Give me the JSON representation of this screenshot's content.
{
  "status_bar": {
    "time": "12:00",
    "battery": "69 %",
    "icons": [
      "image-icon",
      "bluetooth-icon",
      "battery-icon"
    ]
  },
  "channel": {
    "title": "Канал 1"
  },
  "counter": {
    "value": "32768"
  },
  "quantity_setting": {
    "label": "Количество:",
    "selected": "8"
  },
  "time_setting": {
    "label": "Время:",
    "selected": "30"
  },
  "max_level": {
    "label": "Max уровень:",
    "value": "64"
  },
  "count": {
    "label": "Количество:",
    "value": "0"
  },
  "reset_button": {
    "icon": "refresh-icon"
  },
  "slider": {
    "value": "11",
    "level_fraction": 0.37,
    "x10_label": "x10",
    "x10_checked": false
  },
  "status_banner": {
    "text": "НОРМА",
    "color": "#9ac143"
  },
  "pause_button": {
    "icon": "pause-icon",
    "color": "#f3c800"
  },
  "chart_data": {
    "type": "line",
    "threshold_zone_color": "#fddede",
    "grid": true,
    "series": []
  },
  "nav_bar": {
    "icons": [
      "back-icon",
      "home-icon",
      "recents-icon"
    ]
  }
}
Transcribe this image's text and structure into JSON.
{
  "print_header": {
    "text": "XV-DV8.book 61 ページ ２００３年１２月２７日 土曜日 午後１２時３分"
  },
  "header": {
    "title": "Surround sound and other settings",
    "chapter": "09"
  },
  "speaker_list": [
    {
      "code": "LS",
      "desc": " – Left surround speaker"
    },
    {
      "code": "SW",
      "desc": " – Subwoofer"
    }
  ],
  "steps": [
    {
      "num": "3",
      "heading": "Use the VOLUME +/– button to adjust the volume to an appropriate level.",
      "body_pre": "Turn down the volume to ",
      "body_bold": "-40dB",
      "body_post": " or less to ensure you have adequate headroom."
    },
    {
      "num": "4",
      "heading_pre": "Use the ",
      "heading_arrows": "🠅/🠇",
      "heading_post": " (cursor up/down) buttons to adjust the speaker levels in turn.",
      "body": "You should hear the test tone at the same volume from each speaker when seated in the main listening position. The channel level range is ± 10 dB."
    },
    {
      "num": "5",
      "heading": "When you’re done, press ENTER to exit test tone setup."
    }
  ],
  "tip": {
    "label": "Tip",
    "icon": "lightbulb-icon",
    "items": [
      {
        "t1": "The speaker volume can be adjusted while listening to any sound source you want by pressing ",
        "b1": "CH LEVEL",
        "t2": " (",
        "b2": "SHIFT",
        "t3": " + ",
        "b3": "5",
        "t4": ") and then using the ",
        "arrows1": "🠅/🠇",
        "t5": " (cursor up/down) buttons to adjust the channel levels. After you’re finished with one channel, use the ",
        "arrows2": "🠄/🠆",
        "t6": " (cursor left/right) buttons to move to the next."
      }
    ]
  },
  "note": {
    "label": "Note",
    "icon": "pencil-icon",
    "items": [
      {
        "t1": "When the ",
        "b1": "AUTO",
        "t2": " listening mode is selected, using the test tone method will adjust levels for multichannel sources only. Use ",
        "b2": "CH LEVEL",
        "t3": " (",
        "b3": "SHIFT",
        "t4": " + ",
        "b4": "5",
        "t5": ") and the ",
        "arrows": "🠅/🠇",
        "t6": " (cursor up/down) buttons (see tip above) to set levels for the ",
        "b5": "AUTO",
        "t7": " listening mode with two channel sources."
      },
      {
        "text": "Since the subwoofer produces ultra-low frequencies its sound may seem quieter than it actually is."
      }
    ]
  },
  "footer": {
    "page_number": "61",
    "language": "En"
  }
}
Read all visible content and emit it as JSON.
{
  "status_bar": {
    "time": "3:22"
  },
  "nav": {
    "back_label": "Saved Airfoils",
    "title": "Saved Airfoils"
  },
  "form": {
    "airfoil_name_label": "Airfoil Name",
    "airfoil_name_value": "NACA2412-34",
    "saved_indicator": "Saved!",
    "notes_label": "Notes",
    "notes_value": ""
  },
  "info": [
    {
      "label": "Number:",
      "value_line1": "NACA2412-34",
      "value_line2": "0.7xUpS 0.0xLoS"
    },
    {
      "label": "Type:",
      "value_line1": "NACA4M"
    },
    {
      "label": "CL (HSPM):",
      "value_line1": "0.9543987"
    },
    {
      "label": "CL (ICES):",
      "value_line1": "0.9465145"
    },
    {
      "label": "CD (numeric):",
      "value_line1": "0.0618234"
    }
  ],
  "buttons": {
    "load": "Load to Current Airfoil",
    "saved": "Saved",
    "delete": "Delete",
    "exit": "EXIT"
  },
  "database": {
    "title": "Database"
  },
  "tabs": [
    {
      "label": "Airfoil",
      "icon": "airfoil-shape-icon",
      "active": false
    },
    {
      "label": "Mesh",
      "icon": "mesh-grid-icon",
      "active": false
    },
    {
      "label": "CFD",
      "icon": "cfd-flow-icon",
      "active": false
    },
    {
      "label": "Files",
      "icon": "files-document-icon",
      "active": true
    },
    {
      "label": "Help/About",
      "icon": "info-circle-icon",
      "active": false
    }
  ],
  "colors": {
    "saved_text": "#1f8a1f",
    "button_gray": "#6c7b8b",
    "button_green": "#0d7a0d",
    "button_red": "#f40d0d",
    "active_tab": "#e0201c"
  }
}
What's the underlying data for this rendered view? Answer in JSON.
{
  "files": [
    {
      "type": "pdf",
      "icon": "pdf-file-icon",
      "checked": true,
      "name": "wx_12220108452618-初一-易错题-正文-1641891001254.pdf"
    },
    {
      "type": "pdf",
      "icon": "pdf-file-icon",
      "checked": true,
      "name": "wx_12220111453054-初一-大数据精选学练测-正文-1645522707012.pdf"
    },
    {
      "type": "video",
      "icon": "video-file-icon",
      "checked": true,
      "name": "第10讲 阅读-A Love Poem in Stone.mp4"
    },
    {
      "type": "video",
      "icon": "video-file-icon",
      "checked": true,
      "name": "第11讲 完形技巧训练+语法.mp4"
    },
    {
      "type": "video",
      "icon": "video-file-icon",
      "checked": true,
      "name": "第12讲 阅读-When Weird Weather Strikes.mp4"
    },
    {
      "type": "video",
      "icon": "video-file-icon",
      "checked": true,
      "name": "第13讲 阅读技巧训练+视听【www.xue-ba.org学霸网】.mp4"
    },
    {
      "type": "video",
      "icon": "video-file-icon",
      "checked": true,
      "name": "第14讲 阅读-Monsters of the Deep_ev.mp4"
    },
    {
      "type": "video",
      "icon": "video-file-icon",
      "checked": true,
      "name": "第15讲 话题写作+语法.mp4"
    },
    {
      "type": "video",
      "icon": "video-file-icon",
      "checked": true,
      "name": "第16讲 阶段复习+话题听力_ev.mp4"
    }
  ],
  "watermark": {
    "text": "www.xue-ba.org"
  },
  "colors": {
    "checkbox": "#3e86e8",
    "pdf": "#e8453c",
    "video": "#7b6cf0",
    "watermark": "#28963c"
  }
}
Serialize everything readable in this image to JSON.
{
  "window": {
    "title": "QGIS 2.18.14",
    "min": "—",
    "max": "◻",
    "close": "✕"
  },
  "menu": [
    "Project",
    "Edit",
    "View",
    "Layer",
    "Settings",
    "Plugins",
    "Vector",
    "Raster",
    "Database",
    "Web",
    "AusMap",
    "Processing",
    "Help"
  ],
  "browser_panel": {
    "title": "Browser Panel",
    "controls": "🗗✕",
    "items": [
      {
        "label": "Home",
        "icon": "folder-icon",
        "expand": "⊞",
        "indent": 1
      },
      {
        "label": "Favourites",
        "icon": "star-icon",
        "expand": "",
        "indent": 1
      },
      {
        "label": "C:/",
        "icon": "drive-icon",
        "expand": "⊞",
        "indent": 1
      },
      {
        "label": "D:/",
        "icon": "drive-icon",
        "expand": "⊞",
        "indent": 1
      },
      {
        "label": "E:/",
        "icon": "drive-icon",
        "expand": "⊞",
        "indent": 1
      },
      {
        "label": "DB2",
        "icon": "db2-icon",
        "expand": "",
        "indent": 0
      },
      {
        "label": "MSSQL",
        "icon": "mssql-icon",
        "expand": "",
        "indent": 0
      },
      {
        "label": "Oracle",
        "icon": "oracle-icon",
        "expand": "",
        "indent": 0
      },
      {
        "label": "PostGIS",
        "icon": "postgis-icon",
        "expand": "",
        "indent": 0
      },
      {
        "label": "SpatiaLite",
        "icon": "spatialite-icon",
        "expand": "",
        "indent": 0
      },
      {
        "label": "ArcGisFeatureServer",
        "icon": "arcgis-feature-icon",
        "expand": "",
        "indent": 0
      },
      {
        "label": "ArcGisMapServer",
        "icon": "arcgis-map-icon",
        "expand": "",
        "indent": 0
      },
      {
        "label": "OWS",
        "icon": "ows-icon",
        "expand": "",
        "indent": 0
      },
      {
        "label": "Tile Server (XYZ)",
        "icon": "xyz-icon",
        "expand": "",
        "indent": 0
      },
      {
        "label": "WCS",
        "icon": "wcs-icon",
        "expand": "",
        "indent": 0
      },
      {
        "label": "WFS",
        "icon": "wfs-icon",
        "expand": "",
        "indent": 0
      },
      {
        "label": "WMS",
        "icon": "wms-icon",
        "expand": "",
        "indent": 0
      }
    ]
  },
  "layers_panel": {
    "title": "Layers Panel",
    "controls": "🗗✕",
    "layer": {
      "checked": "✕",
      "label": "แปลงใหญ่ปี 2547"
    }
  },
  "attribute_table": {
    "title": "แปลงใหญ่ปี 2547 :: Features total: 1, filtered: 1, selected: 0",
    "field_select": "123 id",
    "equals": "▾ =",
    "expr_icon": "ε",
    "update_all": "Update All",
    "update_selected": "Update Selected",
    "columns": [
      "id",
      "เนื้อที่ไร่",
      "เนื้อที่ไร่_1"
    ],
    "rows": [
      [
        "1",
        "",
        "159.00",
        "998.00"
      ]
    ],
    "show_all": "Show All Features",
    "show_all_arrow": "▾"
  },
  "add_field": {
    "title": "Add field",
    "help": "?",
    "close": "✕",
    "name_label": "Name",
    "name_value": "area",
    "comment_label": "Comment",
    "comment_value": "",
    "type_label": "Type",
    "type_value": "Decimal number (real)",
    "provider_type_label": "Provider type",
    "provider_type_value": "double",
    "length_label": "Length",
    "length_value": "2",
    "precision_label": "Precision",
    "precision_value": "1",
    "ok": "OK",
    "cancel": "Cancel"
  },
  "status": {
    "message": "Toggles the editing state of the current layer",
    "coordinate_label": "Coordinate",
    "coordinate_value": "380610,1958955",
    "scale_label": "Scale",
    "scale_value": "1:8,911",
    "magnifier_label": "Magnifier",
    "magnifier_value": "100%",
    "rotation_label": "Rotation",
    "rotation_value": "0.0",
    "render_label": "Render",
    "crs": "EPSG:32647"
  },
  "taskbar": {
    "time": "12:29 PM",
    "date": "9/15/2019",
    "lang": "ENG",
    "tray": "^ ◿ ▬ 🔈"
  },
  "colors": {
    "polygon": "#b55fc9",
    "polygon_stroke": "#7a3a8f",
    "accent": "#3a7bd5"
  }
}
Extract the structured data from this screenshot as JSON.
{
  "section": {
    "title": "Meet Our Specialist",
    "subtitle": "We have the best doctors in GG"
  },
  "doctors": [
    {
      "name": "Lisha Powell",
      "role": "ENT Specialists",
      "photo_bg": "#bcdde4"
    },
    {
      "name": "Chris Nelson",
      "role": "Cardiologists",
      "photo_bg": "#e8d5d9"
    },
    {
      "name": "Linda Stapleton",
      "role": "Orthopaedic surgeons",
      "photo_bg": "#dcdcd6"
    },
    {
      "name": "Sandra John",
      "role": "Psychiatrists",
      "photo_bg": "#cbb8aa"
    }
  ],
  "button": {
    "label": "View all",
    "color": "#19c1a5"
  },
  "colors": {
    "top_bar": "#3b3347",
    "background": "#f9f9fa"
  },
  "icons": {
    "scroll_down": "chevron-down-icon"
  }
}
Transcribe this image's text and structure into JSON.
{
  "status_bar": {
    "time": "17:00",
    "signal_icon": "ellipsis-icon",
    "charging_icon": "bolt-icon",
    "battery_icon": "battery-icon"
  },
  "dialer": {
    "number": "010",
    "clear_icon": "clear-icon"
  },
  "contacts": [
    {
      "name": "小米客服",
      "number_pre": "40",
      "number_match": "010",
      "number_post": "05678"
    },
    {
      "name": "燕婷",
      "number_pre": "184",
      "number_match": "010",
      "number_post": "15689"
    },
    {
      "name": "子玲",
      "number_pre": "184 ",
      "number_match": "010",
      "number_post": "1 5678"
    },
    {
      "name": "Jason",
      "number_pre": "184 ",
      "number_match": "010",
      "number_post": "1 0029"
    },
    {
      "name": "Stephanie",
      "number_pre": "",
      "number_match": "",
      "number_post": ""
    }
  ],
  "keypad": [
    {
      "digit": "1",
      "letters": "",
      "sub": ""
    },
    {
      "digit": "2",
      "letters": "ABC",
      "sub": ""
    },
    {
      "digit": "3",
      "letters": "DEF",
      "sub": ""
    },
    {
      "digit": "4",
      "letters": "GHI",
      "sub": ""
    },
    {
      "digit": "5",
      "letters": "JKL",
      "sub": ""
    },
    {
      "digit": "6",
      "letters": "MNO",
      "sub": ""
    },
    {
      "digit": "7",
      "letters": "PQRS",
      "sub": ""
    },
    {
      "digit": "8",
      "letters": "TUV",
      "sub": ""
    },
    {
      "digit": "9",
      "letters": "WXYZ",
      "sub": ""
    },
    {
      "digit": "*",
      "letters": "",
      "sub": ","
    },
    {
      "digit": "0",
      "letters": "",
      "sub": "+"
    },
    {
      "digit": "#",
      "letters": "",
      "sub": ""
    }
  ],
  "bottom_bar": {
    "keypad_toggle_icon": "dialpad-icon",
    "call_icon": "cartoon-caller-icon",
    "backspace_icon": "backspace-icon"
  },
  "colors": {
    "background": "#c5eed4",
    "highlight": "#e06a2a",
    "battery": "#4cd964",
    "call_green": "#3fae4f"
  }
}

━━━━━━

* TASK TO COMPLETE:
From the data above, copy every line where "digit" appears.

* EXPECTED OUTPUT:
      "digit": "1",
      "digit": "2",
      "digit": "3",
      "digit": "4",
      "digit": "5",
      "digit": "6",
      "digit": "7",
      "digit": "8",
      "digit": "9",
      "digit": "*",
      "digit": "0",
      "digit": "#",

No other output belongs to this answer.